It's somewhat stifling in the office. I just cajoled Kirk into fighting with the storms on two of the windows, hoping to catch some small semblance of breeze, if there is such a thing out there to be caught, but mostly, I am sitting behind the unnatural glare of the computer, sweating and drifting.
I finished my typing a few moments ago, the last tape mercifully containing only one letter. Why, Laura, why do you have to talk so fast you're out of breath at the end of your sentence? It doesn't make things easier on either of us. Tonight, though, you dictated only eight of those breathless sentences, so I'll keep my complaining to a minimum.
My mother is downstairs, gathering her belongings to head Up Country for the weekend, planning to leave work early tomorrow afternoon to attend the Boston Gay Men's Chorus performance with my cousins tomorrow night before spending the rest of the weekend lounging at the lake. I am jealous. Instead, I will be here, where there is no lake, no cool off-the-water breeze, no raucous card game on Saturday night. Instead, I will attend a final swimming lesson, work in my yard, print envelopes, fold letters, and sweat.

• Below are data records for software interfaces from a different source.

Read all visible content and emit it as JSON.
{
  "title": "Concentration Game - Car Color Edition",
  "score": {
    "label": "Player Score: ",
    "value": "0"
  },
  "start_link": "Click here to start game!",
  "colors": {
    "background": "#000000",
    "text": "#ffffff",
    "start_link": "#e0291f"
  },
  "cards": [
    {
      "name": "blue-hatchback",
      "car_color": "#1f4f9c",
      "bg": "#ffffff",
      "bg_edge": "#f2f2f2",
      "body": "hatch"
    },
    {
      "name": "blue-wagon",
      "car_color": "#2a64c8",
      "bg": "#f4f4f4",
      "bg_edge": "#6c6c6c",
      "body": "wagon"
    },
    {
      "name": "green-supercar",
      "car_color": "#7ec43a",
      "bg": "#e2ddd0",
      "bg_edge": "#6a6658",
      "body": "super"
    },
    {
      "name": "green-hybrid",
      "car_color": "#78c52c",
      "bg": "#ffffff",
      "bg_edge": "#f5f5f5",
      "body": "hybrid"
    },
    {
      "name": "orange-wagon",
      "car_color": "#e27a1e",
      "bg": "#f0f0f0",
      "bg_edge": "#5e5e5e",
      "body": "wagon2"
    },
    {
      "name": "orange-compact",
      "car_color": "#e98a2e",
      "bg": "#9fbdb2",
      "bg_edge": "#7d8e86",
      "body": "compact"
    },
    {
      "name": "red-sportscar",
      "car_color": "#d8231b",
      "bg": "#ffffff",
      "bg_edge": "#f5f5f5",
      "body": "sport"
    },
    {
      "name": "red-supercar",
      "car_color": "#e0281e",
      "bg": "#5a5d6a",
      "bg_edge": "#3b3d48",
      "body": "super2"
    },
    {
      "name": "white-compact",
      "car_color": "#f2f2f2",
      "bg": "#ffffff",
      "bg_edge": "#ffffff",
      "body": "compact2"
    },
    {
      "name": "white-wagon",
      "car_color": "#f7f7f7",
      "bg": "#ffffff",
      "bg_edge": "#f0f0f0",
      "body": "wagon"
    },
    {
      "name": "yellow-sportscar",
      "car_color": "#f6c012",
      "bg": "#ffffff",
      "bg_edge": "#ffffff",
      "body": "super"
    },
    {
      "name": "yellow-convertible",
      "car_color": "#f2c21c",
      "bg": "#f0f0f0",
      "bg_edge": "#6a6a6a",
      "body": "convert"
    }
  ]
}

Kirk is reclined on the bed, muttering about box fans and air conditioners. He forgets in these early bedtime moments that by 3:00 a.m. he will have pulled the fleece blanket up from the end of the bed in response to the overhead fan's breeze.
I could go down and join my mom for our customary before-bed cup of tea, take a few minutes to check in with her before she's gone for three days. I could head to the bedroom and, armed with my new issue of Martha, join my husband in his HGTV DIY TLC channel flip through home improvement. I would be welcomed quite happily in either place. Both are cooler than this spot, surely.
And yet, it's here I sit. These are the first alone moments I've had all day. No baby climbing on me, pointing around the house and saying "dadat?" No tapes staring accusingly from the "to be done" basket. No telephones or errands or cleanup here. Not right now. Just me and the unnatural light of the computer and the still, hot air.
I'm rather enjoying myself.